▸ **What the task asks**: Scan the records for the string "voci" and copy every line that holds it.

▸ **Data extracted from a collection**:
◆ ◆ ◆

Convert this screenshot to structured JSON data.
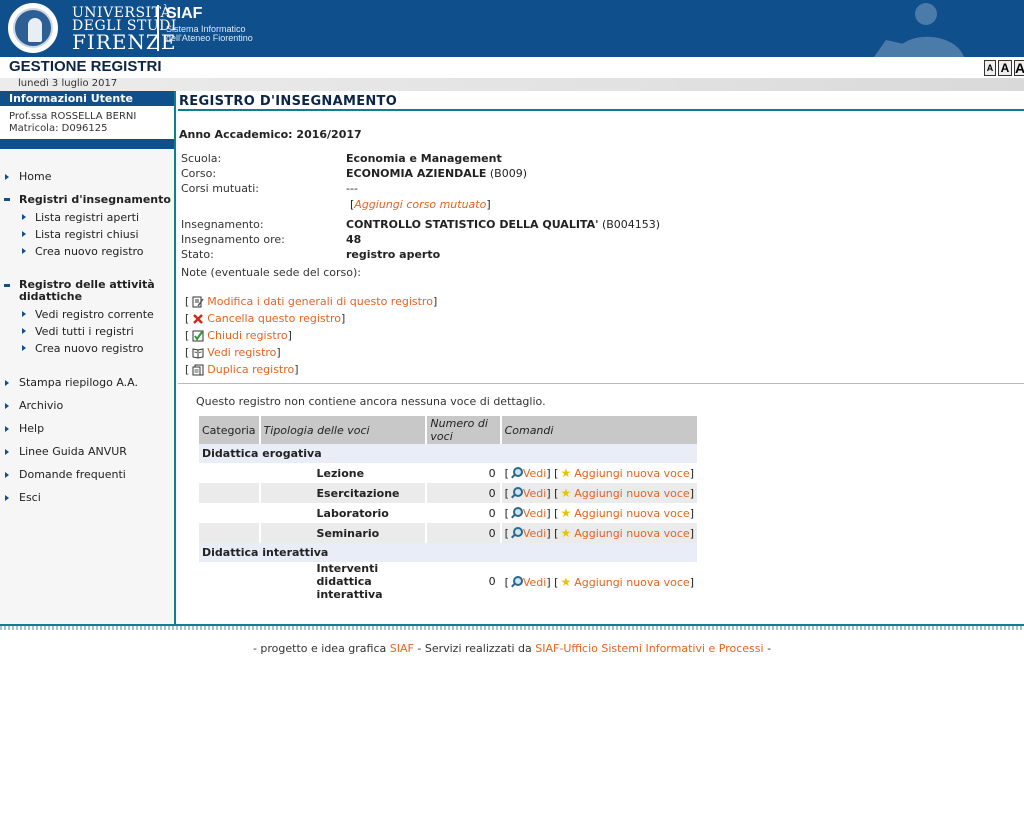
{
  "header": {
    "university_line1": "UNIVERSITÀ",
    "university_line2": "DEGLI STUDI",
    "university_line3": "FIRENZE",
    "siaf_title": "SIAF",
    "siaf_sub1": "Sistema Informatico",
    "siaf_sub2": "dell'Ateneo Fiorentino"
  },
  "app": {
    "title": "GESTIONE REGISTRI",
    "date": "lunedì 3 luglio 2017",
    "font_sizes": [
      "A",
      "A",
      "A"
    ]
  },
  "sidebar": {
    "user_heading": "Informazioni Utente",
    "user_name": "Prof.ssa ROSSELLA BERNI",
    "user_matricola": "Matricola: D096125",
    "home": "Home",
    "registri_insegnamento": "Registri d'insegnamento",
    "registri_insegnamento_items": [
      "Lista registri aperti",
      "Lista registri chiusi",
      "Crea nuovo registro"
    ],
    "registro_attivita": "Registro delle attività didattiche",
    "registro_attivita_items": [
      "Vedi registro corrente",
      "Vedi tutti i registri",
      "Crea nuovo registro"
    ],
    "bottom_items": [
      "Stampa riepilogo A.A.",
      "Archivio",
      "Help",
      "Linee Guida ANVUR",
      "Domande frequenti",
      "Esci"
    ]
  },
  "main": {
    "title": "REGISTRO D'INSEGNAMENTO",
    "anno": "Anno Accademico: 2016/2017",
    "scuola_label": "Scuola:",
    "scuola_value": "Economia e Management",
    "corso_label": "Corso:",
    "corso_value": "ECONOMIA AZIENDALE",
    "corso_code": "(B009)",
    "mutuati_label": "Corsi mutuati:",
    "mutuati_value": "---",
    "aggiungi_mutuato": "Aggiungi corso mutuato",
    "insegnamento_label": "Insegnamento:",
    "insegnamento_value": "CONTROLLO STATISTICO DELLA QUALITA'",
    "insegnamento_code": "(B004153)",
    "ore_label": "Insegnamento ore:",
    "ore_value": "48",
    "stato_label": "Stato:",
    "stato_value": "registro aperto",
    "note_label": "Note (eventuale sede del corso):",
    "actions": {
      "modifica": "Modifica i dati generali di questo registro",
      "cancella": "Cancella questo registro",
      "chiudi": "Chiudi registro",
      "vedi": "Vedi registro",
      "duplica": "Duplica registro"
    },
    "empty_message": "Questo registro non contiene ancora nessuna voce di dettaglio."
  },
  "table": {
    "headers": {
      "categoria": "Categoria",
      "tipologia": "Tipologia delle voci",
      "numero": "Numero di voci",
      "comandi": "Comandi"
    },
    "groups": [
      {
        "name": "Didattica erogativa",
        "rows": [
          {
            "tipologia": "Lezione",
            "numero": "0"
          },
          {
            "tipologia": "Esercitazione",
            "numero": "0"
          },
          {
            "tipologia": "Laboratorio",
            "numero": "0"
          },
          {
            "tipologia": "Seminario",
            "numero": "0"
          }
        ]
      },
      {
        "name": "Didattica interattiva",
        "rows": [
          {
            "tipologia": "Interventi didattica interattiva",
            "numero": "0"
          }
        ]
      }
    ],
    "cmd_vedi": "Vedi",
    "cmd_aggiungi": "Aggiungi nuova voce"
  },
  "footer": {
    "part1": "- progetto e idea grafica",
    "siaf": "SIAF",
    "part2": "- Servizi realizzati da",
    "ufficio": "SIAF-Ufficio Sistemi Informativi e Processi",
    "part3": "-"
  }
}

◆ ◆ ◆

▸ **Reply**:
      "tipologia": "Tipologia delle voci",
      "numero": "Numero di voci",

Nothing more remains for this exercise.